Saint Philip is one of the bright lights of the Counter-Reformation. He blazed a new path, like other reformers. But the new path he blazed was really just the old path, walked differently. Saint Philip was the silent observer, the cheerful listener, the priest always there, who spoke hard truths but always bent on the non-essentials. He mortified himself but never talked about it. He was poor but wore nice clothes. He looked like everyone else, yet…there was that intangible something: the sparkle in his eye, his polish, his lively concern, his clever wit, his courtesy, his wide education, his humor, and his constant turning of the conversation back to God. He was like everyone else, but he wasn’t, really. He radiated what twentieth-century psychologists would call the “halo effect.” Everyone saw the invisible halo casting a glow over Saint Philip, and people crowded around to stand in his mellow light.

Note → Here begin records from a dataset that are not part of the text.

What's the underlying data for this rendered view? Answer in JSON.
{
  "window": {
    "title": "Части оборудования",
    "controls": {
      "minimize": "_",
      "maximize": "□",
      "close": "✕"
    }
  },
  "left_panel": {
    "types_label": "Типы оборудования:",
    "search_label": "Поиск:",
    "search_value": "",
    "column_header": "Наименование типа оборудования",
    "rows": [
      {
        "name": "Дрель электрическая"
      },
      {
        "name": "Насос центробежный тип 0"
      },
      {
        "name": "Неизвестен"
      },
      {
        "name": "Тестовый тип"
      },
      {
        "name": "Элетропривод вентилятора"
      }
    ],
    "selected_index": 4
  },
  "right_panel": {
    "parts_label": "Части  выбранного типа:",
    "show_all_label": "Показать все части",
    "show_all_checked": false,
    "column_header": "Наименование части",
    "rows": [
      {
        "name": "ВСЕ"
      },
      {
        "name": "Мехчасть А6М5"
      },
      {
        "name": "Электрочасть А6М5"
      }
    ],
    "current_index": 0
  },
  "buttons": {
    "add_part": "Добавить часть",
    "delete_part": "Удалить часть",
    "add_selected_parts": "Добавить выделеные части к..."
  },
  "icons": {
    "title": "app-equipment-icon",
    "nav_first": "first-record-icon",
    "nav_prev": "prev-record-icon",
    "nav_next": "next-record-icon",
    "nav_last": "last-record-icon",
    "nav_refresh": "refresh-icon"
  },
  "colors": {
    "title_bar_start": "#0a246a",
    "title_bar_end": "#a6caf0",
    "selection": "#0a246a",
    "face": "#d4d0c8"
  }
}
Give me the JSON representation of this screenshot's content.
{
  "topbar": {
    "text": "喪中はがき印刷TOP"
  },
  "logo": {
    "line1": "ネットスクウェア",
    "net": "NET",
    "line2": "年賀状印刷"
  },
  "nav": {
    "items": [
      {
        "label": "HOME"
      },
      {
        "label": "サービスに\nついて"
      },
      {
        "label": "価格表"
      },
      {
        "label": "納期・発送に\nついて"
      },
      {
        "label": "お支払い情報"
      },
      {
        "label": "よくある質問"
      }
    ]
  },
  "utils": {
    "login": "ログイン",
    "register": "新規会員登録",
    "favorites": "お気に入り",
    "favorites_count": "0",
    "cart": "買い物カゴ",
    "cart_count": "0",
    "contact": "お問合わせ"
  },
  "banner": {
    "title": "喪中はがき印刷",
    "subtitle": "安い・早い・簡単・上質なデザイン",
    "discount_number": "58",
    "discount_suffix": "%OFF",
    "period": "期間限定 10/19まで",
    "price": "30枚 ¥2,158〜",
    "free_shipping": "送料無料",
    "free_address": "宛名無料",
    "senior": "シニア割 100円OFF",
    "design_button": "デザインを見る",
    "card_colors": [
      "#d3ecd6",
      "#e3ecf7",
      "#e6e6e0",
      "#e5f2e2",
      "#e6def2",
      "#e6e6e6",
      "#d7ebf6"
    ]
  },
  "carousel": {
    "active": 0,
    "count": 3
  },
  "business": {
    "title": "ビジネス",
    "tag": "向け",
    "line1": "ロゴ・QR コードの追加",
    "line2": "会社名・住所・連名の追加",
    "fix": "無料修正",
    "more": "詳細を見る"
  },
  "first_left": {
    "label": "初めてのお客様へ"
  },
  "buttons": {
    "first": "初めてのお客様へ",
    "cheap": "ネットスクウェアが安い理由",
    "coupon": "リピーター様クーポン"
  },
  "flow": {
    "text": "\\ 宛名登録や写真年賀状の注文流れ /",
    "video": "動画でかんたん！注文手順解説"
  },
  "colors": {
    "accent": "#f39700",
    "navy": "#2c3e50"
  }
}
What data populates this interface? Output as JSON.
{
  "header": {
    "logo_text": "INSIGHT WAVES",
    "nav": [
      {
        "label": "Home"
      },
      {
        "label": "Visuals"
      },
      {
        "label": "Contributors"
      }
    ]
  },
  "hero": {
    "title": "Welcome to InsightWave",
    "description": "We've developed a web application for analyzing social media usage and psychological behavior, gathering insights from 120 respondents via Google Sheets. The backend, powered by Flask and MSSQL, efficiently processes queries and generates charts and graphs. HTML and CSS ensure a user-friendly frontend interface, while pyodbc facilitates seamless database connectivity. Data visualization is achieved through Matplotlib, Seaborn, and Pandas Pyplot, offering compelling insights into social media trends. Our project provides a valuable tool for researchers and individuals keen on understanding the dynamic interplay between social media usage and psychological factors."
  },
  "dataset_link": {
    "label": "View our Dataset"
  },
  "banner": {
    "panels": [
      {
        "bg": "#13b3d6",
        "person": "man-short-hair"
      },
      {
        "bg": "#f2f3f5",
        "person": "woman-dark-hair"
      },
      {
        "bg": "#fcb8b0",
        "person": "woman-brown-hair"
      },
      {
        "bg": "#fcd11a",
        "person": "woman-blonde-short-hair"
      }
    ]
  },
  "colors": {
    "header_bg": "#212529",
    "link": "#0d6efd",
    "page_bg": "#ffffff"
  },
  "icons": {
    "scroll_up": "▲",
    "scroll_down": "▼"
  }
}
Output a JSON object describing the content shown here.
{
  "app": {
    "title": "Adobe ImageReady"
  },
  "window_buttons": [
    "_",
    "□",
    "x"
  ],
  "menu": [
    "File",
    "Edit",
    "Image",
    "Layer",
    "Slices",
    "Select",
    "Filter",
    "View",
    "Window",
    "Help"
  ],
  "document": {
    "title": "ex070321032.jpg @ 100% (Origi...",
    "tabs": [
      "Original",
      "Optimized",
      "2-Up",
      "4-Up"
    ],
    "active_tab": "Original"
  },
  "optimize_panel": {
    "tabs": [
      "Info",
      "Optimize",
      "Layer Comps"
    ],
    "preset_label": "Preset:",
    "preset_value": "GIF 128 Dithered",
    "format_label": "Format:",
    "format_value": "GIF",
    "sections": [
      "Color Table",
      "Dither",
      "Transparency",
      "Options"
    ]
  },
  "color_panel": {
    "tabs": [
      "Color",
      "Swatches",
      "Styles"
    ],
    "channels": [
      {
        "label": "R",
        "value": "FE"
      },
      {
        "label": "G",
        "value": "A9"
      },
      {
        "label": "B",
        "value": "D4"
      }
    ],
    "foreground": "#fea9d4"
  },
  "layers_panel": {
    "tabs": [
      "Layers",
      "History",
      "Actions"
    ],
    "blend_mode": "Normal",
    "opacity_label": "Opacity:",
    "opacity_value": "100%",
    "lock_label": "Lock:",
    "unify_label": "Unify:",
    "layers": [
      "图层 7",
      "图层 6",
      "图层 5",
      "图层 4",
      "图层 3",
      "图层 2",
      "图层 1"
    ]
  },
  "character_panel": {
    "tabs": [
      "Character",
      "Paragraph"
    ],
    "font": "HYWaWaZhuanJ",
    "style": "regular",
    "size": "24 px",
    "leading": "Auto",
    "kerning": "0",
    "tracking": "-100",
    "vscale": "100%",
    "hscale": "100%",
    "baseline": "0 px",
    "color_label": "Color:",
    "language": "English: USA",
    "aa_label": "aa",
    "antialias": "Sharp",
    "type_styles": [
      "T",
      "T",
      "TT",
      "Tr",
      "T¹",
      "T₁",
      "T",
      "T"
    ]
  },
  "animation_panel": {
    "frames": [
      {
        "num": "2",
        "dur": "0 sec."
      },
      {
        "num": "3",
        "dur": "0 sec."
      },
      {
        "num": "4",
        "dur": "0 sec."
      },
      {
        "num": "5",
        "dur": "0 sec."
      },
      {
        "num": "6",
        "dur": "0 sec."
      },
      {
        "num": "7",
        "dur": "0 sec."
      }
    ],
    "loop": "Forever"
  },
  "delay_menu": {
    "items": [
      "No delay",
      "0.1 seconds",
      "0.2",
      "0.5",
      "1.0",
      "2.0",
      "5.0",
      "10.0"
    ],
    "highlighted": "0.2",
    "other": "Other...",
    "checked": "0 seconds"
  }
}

Saint Philip did not start a university, reform an institution, write a classic, or formulate a new rule. He changed the world the only way it can truly be changed—one soul at a time. This army of one was canonized in 1622. His body rests in a glass coffin in Chiesa Nuova, the sumptuous Mother Church of the Oratory, where pilgrims come in faith, kneel before him, and seek his powerful intercession.
Saint Philip Neri, your good nature and charm, united with your theological orthodoxy and life of deep prayer, made you a powerful apostle for the people of Rome. May all evangelists, especially priests, see in your openness to others a pathway of changing the world.